Few notes on debugging a Jenkinsfile

For past few months I have been using Jenkinsfiles and Jenkins pipelines more and more. They have many advantages to our previous setup, that over-relied on storing as much as possible in jenkins-job-builder yaml configs and chaining builds together with post-build triggers.

With jenkins-files, we can use Groovy to script everything and that is much nicer than the combination of bash and yaml. You can do code-sharing with pipeline-libraries. And all of this really nicely integrates with Github, so we now roll our own travis-like ci in our own infrastructure.

On the other hand, if there is a problem, especially in longer running pipeline, it can be quite painful to debug.

Stage one: thorough debug logs

If the problem that I encounter is simple enough, it might be solved just by adding a few print statements here and there, and re-running the job. This usually works as long as the run is shorter than ~5 minutes. In my case, around the 5 minute mark, the "Read logs"-"Change code"-"Rerun" cycle starts being unbearably slow.

Stage two: improvising a break-point

In our infrastructure, we are using docker slaves for most things. On one hand, this means that job usually run in clean environment. Unfortunately, this also means that if something goes wrong, before I start investigating, the container my job was running on is long gone.

One trick that usually helped me here, was adding an "input" prompt into my jenkins file in the place I want to investigate. This way I was able to pause the execution of the pipeline, ssh into the container and investigate further.

Improvised breakpoint

Doing a naive ssh into the container can lead to one more problem. The running job often changes the environment for the commands it would run, which means that the external connection wouldn't have access to the same environmental variables, e.t.c.

To mitigate this, I first try to start a tmux session in the jenkins job. Then I attach inside of it.

Stage three: improvising a repl

Sometimes I would need to investigate reason for failure of a pipeline-command itself. In this case I would create a weird little repl-like environment:

while (true) {
    def cmd = input message: 'What to run:', parameters: [string(defaultValue: '', description: '', name: 'cmd')]
    try {
        print Eval.x(this,cmd)
    } catch (e) {
        print e

You can then input code to execute in this case, something like:

x.binding.steps.invokeMethod("sh","node --version")

The nice thing about this is, that now I have limitted access to the rest of the jenkins machinery, while in shell I'd only have access to shell commands. On the other hand, it is really crude. Especially passing in other variables is tricky, and it is even harder to save the results of execution anywhere else. As you can see, I had to use the dsl object methods directly, instead of writing in the same style as in the Jenkinsfile.

To conclude, debugging Jenkinsfiles is ugly

In the future I will probably invest more into the testing side of our pipelines. I know there is a unit-testing library. I should make sure that thing I actually run in the pipelines is reproducible more easily on my machine as well.

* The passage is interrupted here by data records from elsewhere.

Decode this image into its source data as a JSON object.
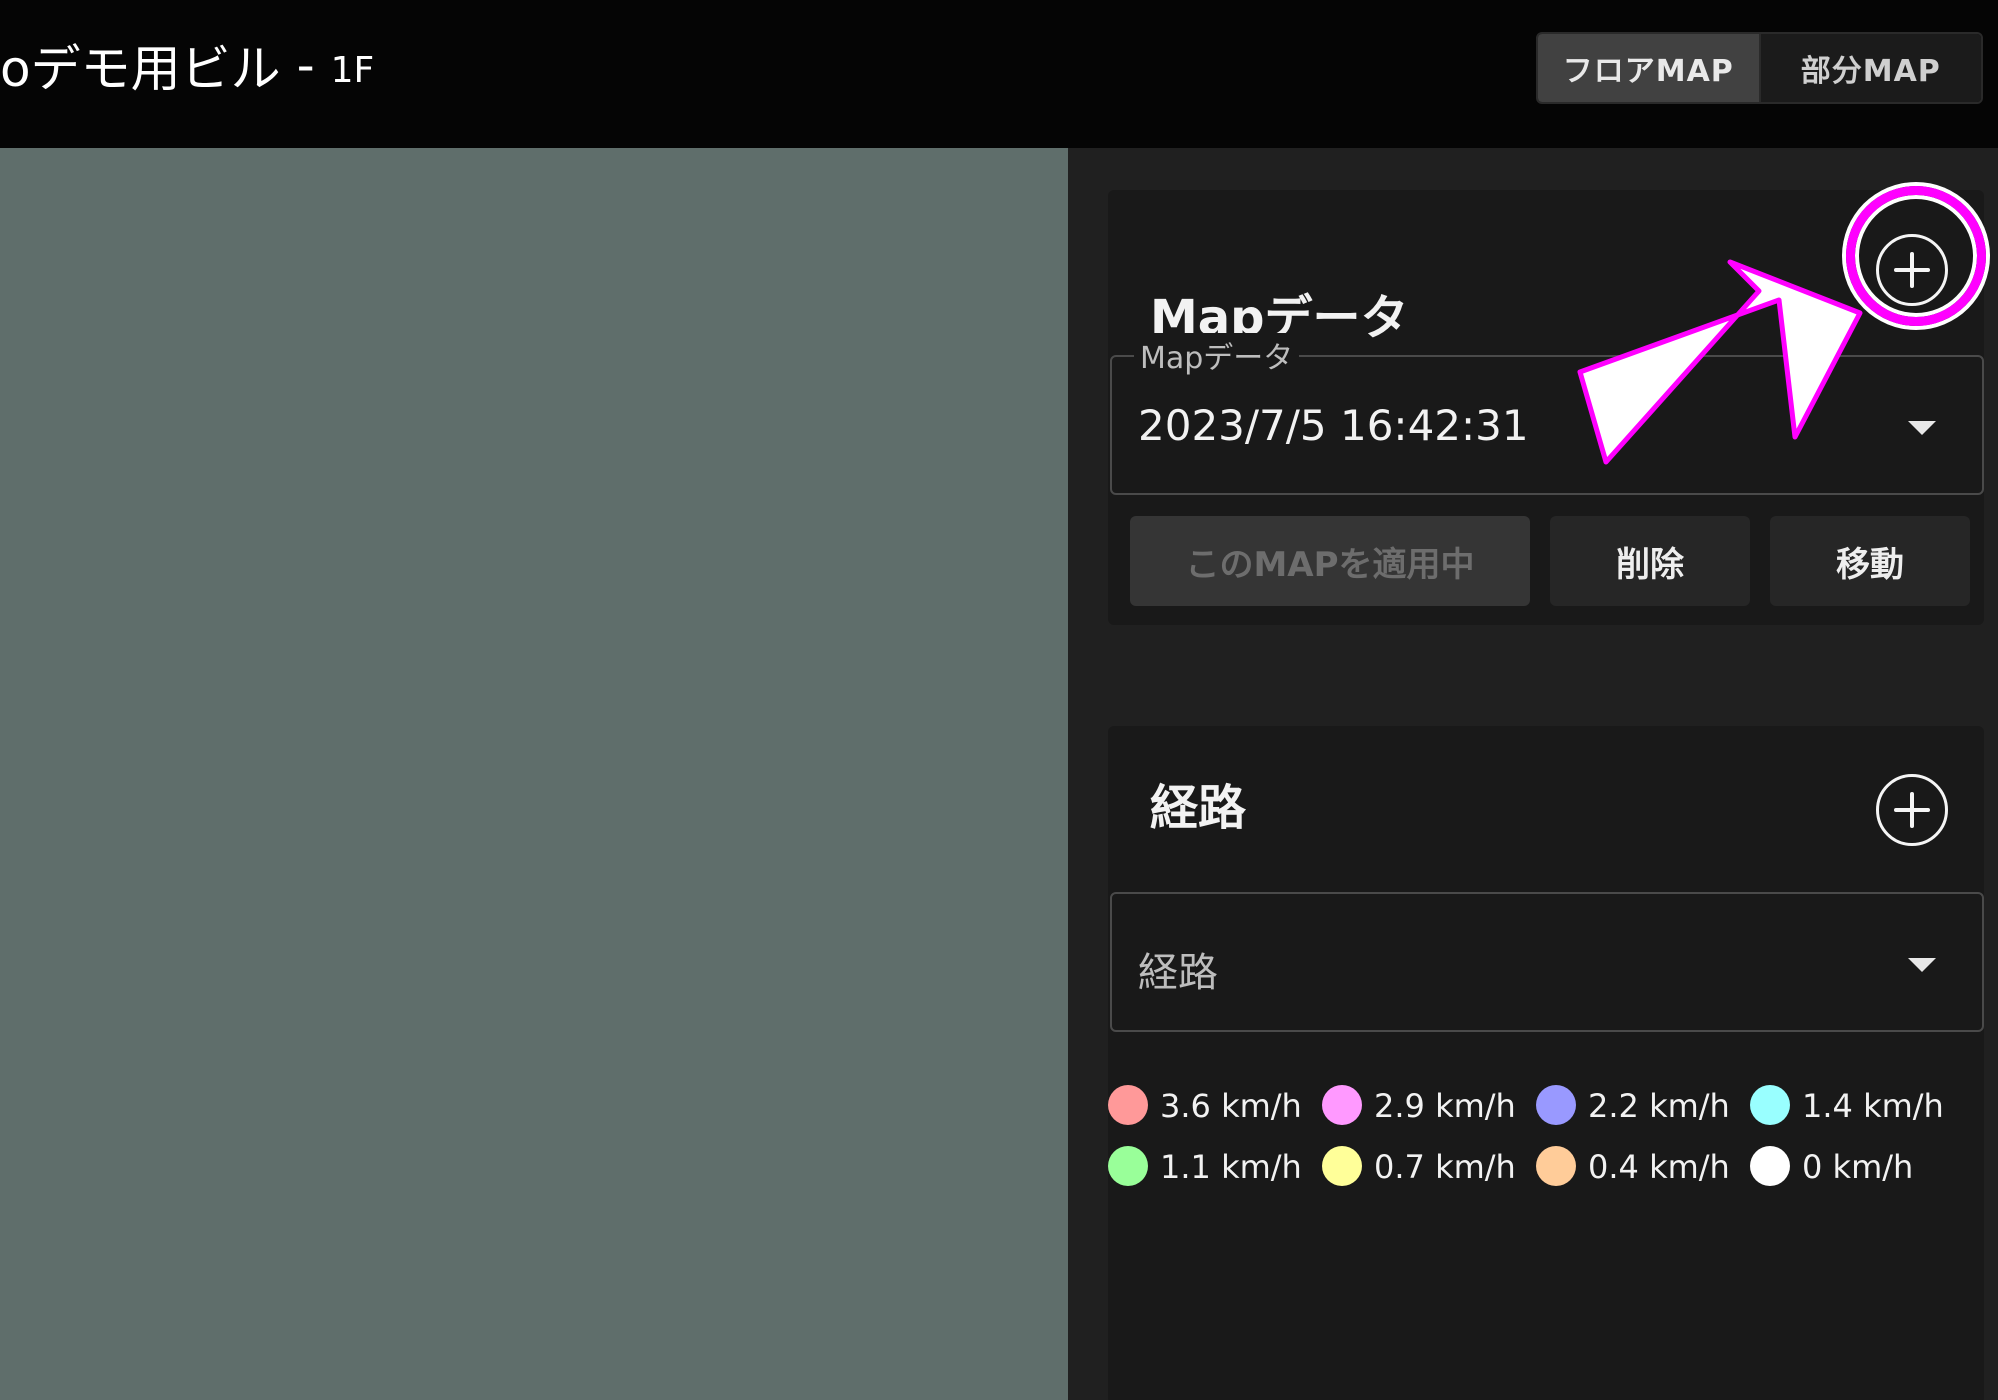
{
  "header": {
    "title": "oデモ用ビル",
    "separator": "-",
    "floor": "1F",
    "toggle": {
      "floor_map": "フロアMAP",
      "partial_map": "部分MAP"
    }
  },
  "map_section": {
    "title": "Mapデータ",
    "select_label": "Mapデータ",
    "selected_value": "2023/7/5 16:42:31",
    "buttons": {
      "apply": "このMAPを適用中",
      "delete": "削除",
      "move": "移動"
    }
  },
  "route_section": {
    "title": "経路",
    "select_placeholder": "経路"
  },
  "speed_legend": [
    {
      "label": "3.6 km/h",
      "color": "#ff9999"
    },
    {
      "label": "2.9 km/h",
      "color": "#ff99ff"
    },
    {
      "label": "2.2 km/h",
      "color": "#9999ff"
    },
    {
      "label": "1.4 km/h",
      "color": "#99ffff"
    },
    {
      "label": "1.1 km/h",
      "color": "#99ff99"
    },
    {
      "label": "0.7 km/h",
      "color": "#ffff99"
    },
    {
      "label": "0.4 km/h",
      "color": "#ffcc99"
    },
    {
      "label": "0 km/h",
      "color": "#ffffff"
    }
  ],
  "colors": {
    "highlight": "#ff00ff",
    "map_canvas": "#5f6e6b",
    "header_bg": "#050505"
  }
}
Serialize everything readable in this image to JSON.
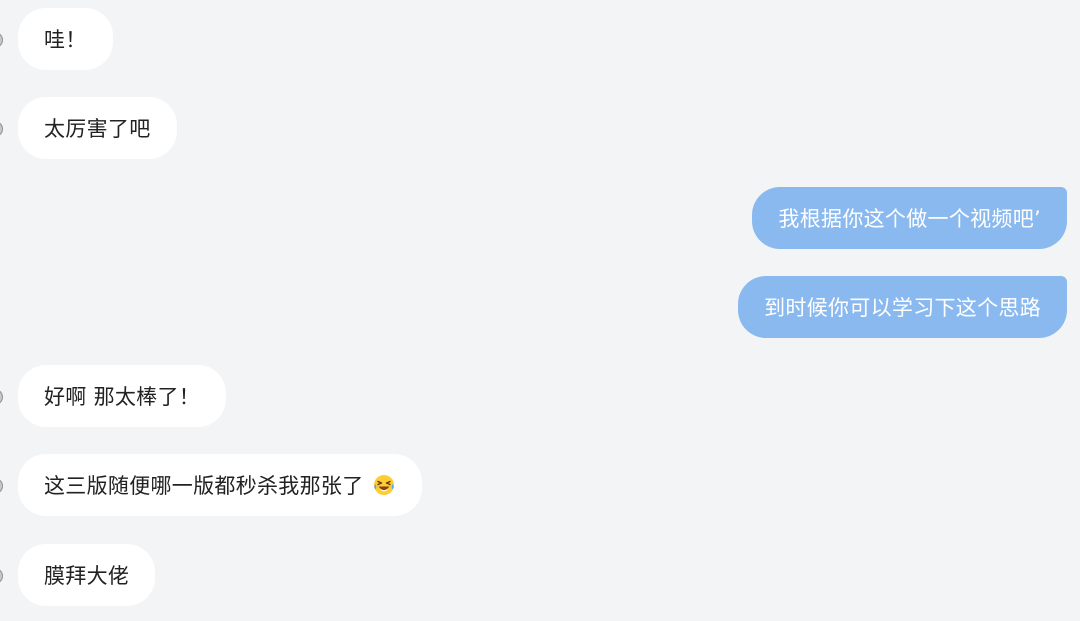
{
  "messages": [
    {
      "side": "incoming",
      "text": "哇！"
    },
    {
      "side": "incoming",
      "text": "太厉害了吧"
    },
    {
      "side": "outgoing",
      "text": "我根据你这个做一个视频吧’"
    },
    {
      "side": "outgoing",
      "text": "到时候你可以学习下这个思路"
    },
    {
      "side": "incoming",
      "text": "好啊 那太棒了！"
    },
    {
      "side": "incoming",
      "text": "这三版随便哪一版都秒杀我那张了",
      "emoji": "laughing-tears-emoji"
    },
    {
      "side": "incoming",
      "text": "膜拜大佬"
    }
  ],
  "colors": {
    "background": "#f3f4f6",
    "incoming_bubble": "#ffffff",
    "outgoing_bubble": "#8ab9ef",
    "incoming_text": "#222222",
    "outgoing_text": "#ffffff"
  }
}
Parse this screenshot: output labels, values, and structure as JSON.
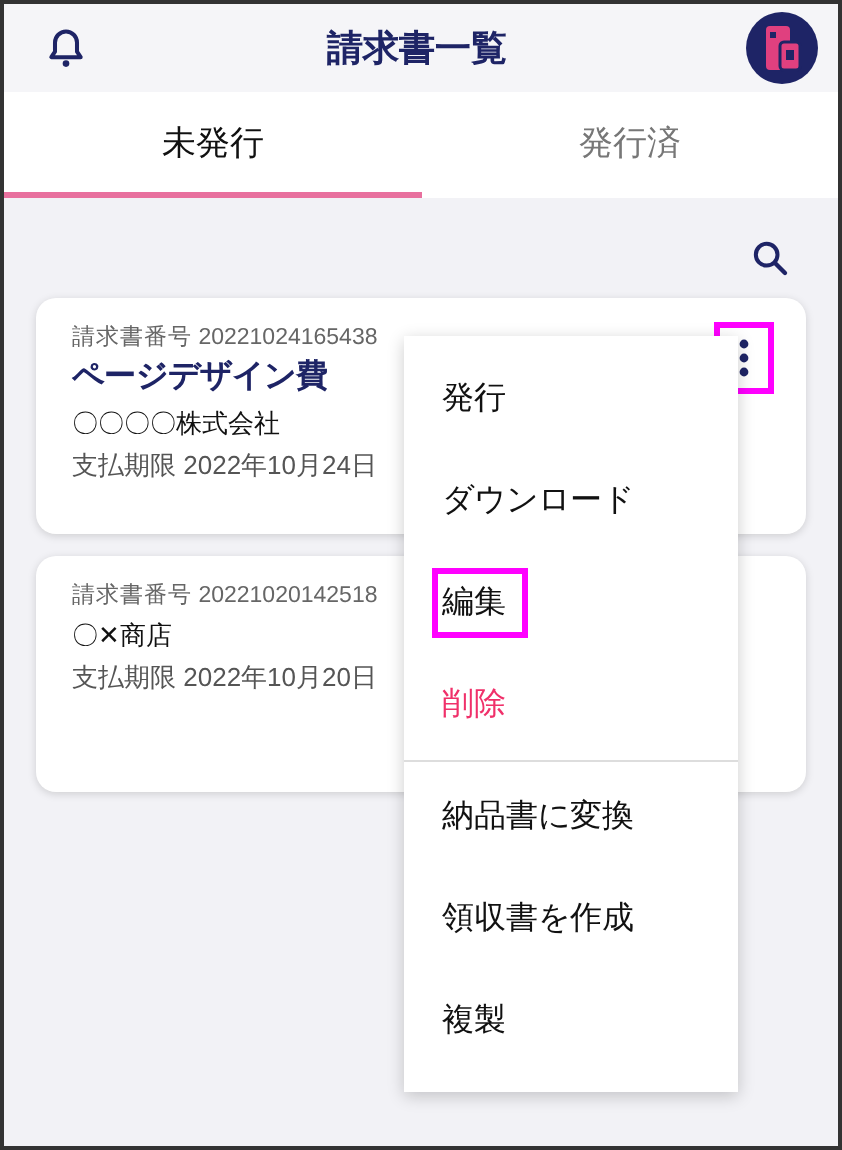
{
  "header": {
    "title": "請求書一覧"
  },
  "tabs": [
    {
      "label": "未発行",
      "selected": true
    },
    {
      "label": "発行済",
      "selected": false
    }
  ],
  "invoices": [
    {
      "number_label": "請求書番号",
      "number": "20221024165438",
      "subject": "ページデザイン費",
      "client": "〇〇〇〇株式会社",
      "due_label": "支払期限",
      "due": "2022年10月24日",
      "menu_button": {
        "highlighted": true
      }
    },
    {
      "number_label": "請求書番号",
      "number": "20221020142518",
      "client": "〇✕商店",
      "due_label": "支払期限",
      "due": "2022年10月20日"
    }
  ],
  "menu": [
    {
      "label": "発行",
      "kind": "normal",
      "highlighted": false
    },
    {
      "label": "ダウンロード",
      "kind": "normal",
      "highlighted": false
    },
    {
      "label": "編集",
      "kind": "normal",
      "highlighted": true
    },
    {
      "label": "削除",
      "kind": "danger",
      "highlighted": false
    },
    {
      "label": "納品書に変換",
      "kind": "normal",
      "divider_before": true,
      "highlighted": false
    },
    {
      "label": "領収書を作成",
      "kind": "normal",
      "highlighted": false
    },
    {
      "label": "複製",
      "kind": "normal",
      "highlighted": false
    }
  ]
}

On the other hand, I could invest a significant ammount of time to develop a true Jenkinsfile repl. Unfortunately it seems that ain't nobody got time for that. But I would be quite interested in other solutions to this problem.